=== Exercise description ===
From the entries, copy each line that includes "group".

*** Exercise materials Section Begins ***

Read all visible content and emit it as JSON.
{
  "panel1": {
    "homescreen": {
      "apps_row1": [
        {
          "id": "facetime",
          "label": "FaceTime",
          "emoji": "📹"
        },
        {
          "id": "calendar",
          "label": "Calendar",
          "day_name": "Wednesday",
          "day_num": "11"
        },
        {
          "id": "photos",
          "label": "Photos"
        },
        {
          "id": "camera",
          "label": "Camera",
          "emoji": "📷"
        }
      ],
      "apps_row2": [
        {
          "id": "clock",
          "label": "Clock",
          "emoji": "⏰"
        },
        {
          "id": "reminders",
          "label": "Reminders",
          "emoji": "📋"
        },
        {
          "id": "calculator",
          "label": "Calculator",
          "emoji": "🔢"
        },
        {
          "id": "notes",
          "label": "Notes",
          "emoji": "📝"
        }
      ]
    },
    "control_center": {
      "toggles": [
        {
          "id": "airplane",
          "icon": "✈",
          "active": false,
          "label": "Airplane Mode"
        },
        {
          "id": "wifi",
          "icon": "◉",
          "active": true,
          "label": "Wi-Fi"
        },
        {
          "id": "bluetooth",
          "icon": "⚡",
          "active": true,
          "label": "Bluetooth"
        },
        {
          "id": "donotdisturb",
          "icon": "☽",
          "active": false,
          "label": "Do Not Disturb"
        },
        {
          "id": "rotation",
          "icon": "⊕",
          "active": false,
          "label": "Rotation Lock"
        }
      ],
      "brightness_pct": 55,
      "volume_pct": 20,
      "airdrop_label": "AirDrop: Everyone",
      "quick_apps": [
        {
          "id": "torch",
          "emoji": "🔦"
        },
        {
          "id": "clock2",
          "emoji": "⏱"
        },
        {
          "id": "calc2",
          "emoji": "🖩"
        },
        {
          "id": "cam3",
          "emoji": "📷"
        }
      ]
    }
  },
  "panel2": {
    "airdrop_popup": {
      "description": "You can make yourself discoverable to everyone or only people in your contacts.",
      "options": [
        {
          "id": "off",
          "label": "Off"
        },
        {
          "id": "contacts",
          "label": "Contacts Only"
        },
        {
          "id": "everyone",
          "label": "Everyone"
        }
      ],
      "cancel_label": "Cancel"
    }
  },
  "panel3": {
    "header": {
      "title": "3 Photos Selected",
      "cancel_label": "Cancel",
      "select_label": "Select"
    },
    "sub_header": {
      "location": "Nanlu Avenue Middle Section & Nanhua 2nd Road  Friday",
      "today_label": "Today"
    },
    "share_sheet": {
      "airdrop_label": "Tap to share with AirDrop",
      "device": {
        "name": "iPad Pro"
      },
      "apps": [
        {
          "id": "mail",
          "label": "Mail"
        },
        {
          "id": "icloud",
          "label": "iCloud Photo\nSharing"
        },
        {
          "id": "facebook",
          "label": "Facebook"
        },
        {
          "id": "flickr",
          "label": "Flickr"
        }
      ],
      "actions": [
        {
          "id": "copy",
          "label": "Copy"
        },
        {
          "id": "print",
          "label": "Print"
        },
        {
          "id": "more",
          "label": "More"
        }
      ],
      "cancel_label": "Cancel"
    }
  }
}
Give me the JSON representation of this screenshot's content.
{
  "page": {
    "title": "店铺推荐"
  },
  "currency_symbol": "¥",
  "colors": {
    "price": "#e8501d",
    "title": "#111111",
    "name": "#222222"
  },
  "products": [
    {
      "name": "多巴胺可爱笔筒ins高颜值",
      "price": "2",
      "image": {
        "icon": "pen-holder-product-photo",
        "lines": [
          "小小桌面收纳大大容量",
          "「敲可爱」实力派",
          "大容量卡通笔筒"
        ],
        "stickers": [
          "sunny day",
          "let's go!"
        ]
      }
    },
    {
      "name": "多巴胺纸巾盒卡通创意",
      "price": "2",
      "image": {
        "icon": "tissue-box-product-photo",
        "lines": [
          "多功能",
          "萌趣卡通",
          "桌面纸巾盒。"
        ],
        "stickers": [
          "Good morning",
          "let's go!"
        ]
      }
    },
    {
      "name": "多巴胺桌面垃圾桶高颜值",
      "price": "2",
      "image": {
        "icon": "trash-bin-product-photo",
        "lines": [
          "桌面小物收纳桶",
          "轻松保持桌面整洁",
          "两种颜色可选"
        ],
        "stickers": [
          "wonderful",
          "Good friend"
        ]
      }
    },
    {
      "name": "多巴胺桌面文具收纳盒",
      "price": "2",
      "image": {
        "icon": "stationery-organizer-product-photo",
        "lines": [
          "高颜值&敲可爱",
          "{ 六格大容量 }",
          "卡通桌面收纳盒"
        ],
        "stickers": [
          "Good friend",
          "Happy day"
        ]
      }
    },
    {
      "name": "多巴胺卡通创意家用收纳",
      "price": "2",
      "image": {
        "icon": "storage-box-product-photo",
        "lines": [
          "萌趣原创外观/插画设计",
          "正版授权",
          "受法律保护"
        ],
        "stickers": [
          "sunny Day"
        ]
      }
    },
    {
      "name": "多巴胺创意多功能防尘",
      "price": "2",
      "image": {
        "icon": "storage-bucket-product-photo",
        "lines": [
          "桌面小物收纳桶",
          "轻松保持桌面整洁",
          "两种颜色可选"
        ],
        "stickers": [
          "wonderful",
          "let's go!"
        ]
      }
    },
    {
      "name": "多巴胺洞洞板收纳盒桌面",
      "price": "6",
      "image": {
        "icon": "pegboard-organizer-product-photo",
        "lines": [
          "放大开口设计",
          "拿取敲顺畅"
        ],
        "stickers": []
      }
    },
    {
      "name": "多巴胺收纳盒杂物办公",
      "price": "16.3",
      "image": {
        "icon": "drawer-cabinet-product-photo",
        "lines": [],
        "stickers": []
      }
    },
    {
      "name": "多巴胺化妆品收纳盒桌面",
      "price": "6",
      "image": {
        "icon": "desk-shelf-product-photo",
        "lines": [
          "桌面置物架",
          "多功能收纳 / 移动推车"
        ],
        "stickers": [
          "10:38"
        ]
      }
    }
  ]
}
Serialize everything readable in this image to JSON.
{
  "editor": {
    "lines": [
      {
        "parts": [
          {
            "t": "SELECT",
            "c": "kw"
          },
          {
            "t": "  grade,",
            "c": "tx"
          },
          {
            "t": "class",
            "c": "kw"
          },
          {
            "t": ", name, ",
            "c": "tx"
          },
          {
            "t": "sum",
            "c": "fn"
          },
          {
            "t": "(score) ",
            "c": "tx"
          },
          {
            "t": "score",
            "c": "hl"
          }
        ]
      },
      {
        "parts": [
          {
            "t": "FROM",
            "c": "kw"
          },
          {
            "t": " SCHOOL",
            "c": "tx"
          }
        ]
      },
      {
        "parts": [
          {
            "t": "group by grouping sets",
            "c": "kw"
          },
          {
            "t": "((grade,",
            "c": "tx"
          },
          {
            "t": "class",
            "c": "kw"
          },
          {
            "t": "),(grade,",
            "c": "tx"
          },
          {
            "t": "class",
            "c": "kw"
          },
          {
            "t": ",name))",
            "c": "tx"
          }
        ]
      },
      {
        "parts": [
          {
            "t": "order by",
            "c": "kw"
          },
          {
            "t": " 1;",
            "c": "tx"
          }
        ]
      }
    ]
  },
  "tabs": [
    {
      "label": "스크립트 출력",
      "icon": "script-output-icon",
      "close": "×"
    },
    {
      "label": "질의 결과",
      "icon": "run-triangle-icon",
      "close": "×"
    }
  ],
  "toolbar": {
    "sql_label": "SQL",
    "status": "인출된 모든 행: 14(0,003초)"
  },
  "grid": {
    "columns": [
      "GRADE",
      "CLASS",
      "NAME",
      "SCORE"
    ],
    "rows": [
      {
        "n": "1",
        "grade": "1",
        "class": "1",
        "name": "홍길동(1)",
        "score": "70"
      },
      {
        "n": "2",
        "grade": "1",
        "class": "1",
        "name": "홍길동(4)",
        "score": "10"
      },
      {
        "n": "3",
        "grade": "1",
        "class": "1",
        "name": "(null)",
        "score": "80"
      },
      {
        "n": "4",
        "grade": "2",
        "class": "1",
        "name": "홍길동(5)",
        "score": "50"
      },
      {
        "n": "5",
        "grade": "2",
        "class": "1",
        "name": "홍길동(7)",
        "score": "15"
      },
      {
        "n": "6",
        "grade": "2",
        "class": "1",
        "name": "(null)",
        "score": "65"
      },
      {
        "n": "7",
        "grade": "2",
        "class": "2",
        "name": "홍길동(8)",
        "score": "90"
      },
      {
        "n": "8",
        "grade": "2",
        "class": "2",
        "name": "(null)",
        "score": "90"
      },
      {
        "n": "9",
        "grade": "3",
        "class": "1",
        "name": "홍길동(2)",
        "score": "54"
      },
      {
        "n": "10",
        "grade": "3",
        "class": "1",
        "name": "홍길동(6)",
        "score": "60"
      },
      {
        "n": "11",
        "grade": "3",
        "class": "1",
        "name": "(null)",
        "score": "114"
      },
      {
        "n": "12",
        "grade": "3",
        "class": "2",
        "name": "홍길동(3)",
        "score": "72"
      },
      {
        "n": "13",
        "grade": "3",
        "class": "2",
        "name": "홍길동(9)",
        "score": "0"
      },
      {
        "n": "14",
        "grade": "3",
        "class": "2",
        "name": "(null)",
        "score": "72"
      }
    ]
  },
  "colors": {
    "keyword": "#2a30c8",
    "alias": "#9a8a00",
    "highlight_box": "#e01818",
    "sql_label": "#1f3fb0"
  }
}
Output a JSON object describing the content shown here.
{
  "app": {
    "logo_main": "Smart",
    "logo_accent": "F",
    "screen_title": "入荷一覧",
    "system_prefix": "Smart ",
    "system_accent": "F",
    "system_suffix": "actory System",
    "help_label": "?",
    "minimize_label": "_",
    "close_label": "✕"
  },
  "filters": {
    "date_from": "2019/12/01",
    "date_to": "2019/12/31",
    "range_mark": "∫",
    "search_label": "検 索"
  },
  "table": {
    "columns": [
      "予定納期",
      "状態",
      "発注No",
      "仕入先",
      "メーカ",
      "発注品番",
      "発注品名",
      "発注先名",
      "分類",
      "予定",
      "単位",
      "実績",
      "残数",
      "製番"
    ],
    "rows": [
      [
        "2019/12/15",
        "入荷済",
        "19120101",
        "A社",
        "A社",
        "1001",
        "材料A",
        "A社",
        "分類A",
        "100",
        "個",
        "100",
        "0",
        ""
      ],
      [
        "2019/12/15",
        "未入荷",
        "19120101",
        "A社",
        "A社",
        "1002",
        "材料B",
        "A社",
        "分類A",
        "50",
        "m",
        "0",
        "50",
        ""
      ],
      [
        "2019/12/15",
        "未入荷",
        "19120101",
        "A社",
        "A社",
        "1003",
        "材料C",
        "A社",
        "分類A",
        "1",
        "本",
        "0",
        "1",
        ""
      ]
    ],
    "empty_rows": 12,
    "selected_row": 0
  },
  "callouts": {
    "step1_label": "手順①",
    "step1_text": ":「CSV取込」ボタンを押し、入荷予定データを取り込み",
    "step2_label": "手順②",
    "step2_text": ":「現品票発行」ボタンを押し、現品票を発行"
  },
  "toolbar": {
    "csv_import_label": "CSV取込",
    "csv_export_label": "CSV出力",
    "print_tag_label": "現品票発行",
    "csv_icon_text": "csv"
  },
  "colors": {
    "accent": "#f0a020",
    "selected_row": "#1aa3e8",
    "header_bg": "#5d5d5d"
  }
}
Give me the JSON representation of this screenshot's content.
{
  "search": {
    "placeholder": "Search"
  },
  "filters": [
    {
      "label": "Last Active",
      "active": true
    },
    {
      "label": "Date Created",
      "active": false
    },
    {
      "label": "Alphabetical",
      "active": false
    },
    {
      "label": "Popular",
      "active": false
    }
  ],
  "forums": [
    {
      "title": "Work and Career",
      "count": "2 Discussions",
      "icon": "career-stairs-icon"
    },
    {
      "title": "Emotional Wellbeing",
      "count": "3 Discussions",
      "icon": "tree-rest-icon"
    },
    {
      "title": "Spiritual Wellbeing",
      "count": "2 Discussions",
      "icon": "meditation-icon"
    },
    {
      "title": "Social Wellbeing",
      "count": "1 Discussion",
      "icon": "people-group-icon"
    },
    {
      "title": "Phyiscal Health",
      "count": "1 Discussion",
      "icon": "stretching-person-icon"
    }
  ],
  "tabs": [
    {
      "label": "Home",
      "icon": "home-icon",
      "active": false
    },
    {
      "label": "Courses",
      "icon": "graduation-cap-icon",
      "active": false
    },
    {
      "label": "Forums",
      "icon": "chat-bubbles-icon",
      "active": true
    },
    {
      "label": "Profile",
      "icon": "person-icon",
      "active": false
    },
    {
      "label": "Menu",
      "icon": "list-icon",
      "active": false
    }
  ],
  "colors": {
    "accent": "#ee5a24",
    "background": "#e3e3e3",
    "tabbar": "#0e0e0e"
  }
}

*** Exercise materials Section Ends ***

=== Task result ===
            "t": "group by grouping sets",
      "icon": "people-group-icon"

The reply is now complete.